You could be forgiven for thinking that all successful authors are able to transform into sleek, marketing machines the moment their book hits the shelves, but most of us are just fumbling our way through as best we can.  Self-promotion takes practice and is a skill that has to be learned and more often than not, learned the hard way.

Interestingly, Author Lan Samantha Chang has written a wonderful essay on the subject of protecting your inner life as a writer, especially when it comes to promotion.  It can be difficult to navigate your way from lone writer behind a screen to a public author and she questions if perhaps the reason it is so difficult to discuss our art is because the art should speak for itself?

This struggle takes place, I think, because the sincere reaction to making meaningful art is often speechlessness. We make art about what we cannot understand through any other method. The finished product is like a pearl, complete and beautiful, but mute about itself.

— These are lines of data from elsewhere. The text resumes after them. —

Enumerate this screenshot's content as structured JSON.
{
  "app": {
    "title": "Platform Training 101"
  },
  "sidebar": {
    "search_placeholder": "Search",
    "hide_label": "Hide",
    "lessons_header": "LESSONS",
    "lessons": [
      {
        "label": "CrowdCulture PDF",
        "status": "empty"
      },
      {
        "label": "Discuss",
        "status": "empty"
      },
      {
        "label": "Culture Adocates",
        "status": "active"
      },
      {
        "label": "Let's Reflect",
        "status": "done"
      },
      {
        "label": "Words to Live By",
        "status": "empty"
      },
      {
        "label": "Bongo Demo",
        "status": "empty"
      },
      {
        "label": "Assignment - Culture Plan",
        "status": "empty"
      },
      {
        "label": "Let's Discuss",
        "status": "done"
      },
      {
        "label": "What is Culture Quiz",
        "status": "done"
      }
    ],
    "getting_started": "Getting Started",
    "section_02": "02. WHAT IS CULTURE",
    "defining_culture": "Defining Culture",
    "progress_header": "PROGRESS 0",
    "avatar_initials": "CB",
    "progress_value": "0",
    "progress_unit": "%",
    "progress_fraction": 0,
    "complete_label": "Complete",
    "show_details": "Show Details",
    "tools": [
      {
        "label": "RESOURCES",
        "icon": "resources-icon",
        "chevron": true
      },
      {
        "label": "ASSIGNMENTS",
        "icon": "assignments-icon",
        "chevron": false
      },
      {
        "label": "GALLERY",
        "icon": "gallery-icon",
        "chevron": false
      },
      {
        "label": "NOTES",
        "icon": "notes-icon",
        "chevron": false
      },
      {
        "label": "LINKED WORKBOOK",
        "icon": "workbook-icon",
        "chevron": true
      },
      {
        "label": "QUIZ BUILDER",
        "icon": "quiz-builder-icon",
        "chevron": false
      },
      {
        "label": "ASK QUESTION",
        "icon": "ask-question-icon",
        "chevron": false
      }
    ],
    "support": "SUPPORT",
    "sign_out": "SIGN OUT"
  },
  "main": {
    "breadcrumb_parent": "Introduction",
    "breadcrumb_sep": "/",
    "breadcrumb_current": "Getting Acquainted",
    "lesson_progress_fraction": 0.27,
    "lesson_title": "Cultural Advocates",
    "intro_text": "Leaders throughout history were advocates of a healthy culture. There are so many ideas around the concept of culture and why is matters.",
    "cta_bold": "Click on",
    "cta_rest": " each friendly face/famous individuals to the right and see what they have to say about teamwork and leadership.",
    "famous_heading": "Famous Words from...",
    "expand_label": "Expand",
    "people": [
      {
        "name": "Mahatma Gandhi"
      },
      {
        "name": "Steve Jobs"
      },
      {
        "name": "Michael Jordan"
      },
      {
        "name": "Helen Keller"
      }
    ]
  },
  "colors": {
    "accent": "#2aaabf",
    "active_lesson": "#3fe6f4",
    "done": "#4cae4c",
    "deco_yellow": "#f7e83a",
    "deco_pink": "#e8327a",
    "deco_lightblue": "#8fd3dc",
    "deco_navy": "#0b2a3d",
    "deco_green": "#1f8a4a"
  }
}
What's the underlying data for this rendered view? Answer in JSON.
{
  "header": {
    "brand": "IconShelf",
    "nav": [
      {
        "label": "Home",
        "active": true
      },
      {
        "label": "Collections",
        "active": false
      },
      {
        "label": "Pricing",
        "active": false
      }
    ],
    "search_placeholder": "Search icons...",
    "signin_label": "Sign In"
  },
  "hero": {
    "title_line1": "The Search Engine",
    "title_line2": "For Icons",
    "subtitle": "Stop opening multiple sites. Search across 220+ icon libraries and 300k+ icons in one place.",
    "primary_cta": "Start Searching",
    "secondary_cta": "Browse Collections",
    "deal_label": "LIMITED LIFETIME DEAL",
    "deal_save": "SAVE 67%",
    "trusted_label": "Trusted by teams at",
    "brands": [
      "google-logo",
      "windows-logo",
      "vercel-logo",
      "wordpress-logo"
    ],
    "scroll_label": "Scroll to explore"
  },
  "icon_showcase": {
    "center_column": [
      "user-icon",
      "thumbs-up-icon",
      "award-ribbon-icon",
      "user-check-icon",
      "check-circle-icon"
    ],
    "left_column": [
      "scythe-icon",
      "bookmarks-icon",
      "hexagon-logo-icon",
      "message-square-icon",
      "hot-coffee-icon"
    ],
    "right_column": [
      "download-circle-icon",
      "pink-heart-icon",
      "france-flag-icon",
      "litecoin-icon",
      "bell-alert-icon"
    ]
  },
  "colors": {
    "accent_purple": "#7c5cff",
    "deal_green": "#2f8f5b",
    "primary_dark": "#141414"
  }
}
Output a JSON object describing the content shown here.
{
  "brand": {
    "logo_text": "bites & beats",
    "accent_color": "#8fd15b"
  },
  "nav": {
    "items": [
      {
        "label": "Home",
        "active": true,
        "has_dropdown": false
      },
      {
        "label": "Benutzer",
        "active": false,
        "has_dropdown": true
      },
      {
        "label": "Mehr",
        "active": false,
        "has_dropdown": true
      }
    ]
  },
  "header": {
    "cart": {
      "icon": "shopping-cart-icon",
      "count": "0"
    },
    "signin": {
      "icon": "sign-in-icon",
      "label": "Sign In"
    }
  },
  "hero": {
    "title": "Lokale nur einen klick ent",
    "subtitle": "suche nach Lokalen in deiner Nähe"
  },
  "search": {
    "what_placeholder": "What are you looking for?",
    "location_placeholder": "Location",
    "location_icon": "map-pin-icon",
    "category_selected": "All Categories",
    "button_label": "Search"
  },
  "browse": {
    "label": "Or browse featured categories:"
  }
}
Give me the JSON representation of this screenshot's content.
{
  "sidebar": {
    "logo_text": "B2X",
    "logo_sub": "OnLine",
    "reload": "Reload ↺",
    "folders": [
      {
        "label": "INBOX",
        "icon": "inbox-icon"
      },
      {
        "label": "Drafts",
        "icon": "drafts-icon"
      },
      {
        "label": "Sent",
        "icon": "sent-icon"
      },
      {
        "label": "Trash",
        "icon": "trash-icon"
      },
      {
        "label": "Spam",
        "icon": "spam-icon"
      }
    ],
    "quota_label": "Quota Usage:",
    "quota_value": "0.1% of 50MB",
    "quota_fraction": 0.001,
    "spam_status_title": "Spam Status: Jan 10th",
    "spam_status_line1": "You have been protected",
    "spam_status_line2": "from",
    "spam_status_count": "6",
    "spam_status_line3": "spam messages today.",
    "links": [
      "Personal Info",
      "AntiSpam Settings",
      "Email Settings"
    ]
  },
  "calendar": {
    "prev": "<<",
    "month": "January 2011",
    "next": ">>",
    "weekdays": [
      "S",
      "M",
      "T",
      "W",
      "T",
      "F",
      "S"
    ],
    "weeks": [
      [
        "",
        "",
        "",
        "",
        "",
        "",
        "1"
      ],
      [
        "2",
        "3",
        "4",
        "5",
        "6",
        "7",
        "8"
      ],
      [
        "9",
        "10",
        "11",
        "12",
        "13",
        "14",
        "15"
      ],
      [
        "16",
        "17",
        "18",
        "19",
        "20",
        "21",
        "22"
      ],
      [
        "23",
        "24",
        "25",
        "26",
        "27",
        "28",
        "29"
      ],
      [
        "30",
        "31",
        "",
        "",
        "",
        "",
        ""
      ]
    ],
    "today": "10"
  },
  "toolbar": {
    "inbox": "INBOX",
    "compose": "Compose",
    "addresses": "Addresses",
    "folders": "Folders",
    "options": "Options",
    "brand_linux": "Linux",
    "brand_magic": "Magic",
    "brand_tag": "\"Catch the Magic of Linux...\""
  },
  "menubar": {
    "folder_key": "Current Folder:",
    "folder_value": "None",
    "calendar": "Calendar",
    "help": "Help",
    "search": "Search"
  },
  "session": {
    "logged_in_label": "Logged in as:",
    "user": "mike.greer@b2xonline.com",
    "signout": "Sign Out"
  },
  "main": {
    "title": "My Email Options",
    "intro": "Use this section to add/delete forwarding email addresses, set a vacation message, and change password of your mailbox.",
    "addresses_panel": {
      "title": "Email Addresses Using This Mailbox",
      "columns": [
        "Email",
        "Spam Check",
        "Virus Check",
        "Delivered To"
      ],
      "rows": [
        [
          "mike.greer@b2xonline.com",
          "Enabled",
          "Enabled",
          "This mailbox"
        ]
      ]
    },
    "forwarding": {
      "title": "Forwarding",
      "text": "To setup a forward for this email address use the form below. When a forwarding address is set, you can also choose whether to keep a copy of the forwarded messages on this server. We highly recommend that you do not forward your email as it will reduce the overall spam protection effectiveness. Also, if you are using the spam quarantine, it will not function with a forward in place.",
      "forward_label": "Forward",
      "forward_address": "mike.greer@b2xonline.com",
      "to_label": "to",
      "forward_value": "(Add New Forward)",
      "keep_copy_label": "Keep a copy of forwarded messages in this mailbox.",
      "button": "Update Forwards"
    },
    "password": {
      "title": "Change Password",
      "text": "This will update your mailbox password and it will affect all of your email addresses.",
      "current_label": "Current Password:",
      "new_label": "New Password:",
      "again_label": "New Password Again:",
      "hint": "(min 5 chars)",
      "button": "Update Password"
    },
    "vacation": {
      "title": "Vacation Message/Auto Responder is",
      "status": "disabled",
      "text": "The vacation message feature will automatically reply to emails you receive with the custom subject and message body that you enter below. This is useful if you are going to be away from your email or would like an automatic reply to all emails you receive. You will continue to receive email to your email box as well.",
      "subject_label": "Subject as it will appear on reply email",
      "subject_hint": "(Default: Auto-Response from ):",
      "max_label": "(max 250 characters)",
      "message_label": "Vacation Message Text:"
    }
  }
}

Yet, her greatest advice is not to worry.  In traditional publishing, the publisher would have dealt with the day-to-day concerns of getting your book out there.  But nowadays, we are all working as authorpreneurs – we are responsible for creating a platform, generating interest and reaching new readerships.  However, Chang advises that we should keep our writing life separate from our writing career.

The single essential survival skill for anybody interested in creating art is to learn to defend this inner life from the world.

But is there anything we can do to avoid the selective mutism that takes hold when trying to compress several years’ worth of work into a catchy sound-byte?

Many people just want to know what genre your book is, but for a lot of authors, their book doesn’t fit neatly into any one genre.  An author recently told me how she attended a PR course for author interviews and one of the best tips she received was to outline three key points about your novel.  And then learn them by heart, so no matter the pressure cooker situation you may find yourself in, your three key points are burned into your grey matter.  It might not convey everything you want to say about your book, but I think that’s the very reason we find the question so difficult to answer in the first place.  We want people to know why our book is so unique, so different to anything else out there.  But no-one has time for that and it’s a sure-fire way to talk yourself into a word-shaped corner.  Talking about your book should be fun, so I think if you can get past the initial hurdle by using these key points, the rest should be a piece of cake (lol!).